today the wind blew up with the sound of a tempest raging over the city, threatening to tear roofs from buildings and uproot trees and as i watched the trees bending and bowing under the ghastly strength of the wind and listened to the storm blast around outside, blowing open the door and seeming strong enough to sweep any unfortunate pedestrian off her destabilized feet, suddenly sirens and horns began to call as ambulances went whirring by and i was filled with a sudden anxiety creeping up to make me imagine scenes of destruction and woe--tornadoes raged across Provo and torrential rains left our city soggy beneath the deep flood waters that would grow higher and higher and i wasn't scared at all, but excited. and of course i never thought we'd have such adventures, but i wished they would come, masochistically or "savagely," perhaps. and i thought maybe my childhood enjoyment of Mary Poppins blowing in on a storm clinging to her ever handy umbrella or Dorothy being whisked away to Oz in a funnel of dust and debris has fostered in me romantic ideas of such natural phenomena. But then, perhaps storms are always romantic. and mysterious. and opptunities for adventure and an almost magical separation from reality. . .

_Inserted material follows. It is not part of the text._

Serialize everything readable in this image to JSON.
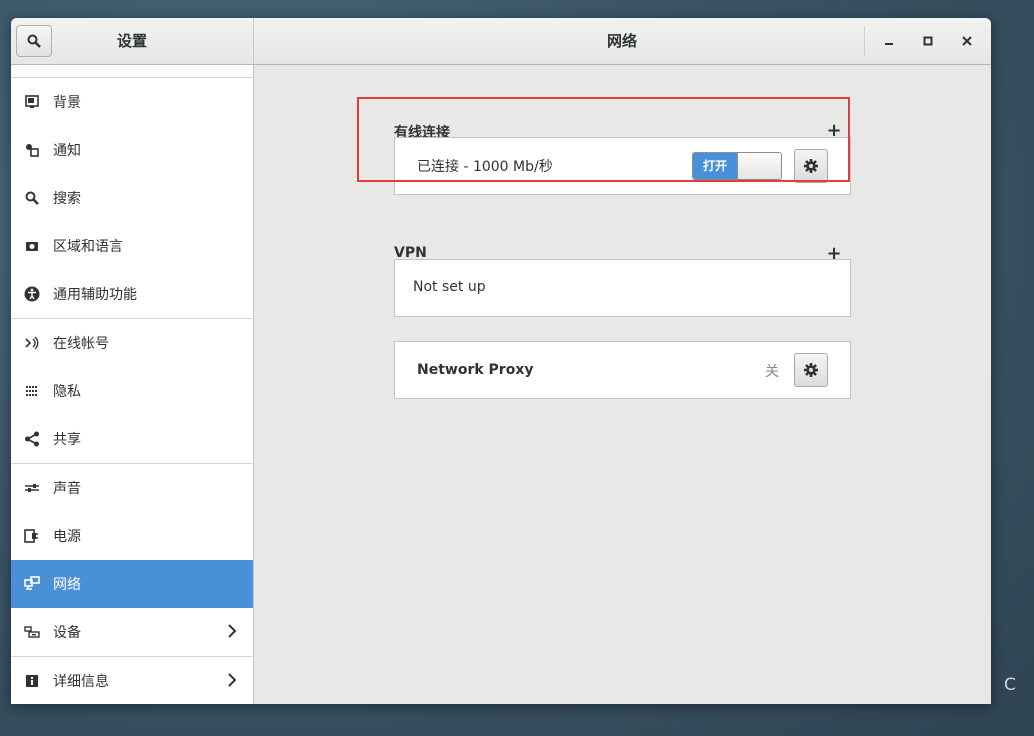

so now, sitting at my desk watching the dark sky cloud with dust and seeing leaves shaking and scattering from the trees, i felt akin to G.K. Chesterton and his optimistic views of such things. if i'm crazy, at least i'm not alone!

"I feel an almost savage envy on hearing that London has been flooded in my absence, while I am in the mere country. My own Battersea has been, I understand, particularly favoured as a meeting of the waters. Battersea was already, as I need hardly say, the most beautiful of human localities. Now that it has the additional splendour of great sheets of water, there must be something quite incomparable in the landscape (or waterscape) of my own romantic town. Battersea must be a vision of Venice. The boat that brought the meat from the butcher’s must have shot along those lanes of rippling silver with the strange smoothness of the gondola. The greengrocer who brought cabbages to the corner of the Latchmere Road must have leant upon the oar with the unearthly grace of the gondolier. There is nothing so perfectly poetical as an island; and when a district is flooded it becomes an archipelago.

"Some consider such romantic views of flood or fire slightly lacking in reality. But really this romantic view of such inconveniences is quite as practical as the other. The true optimist who sees in such things an opportunity for enjoyment is quite as logical and much more sensible than the ordinary “Indignant Ratepayer” who sees in them an opportunity for grumbling."

from On Running After One's Hat by G.K. Chesterton
read this essay on Quotidiana.org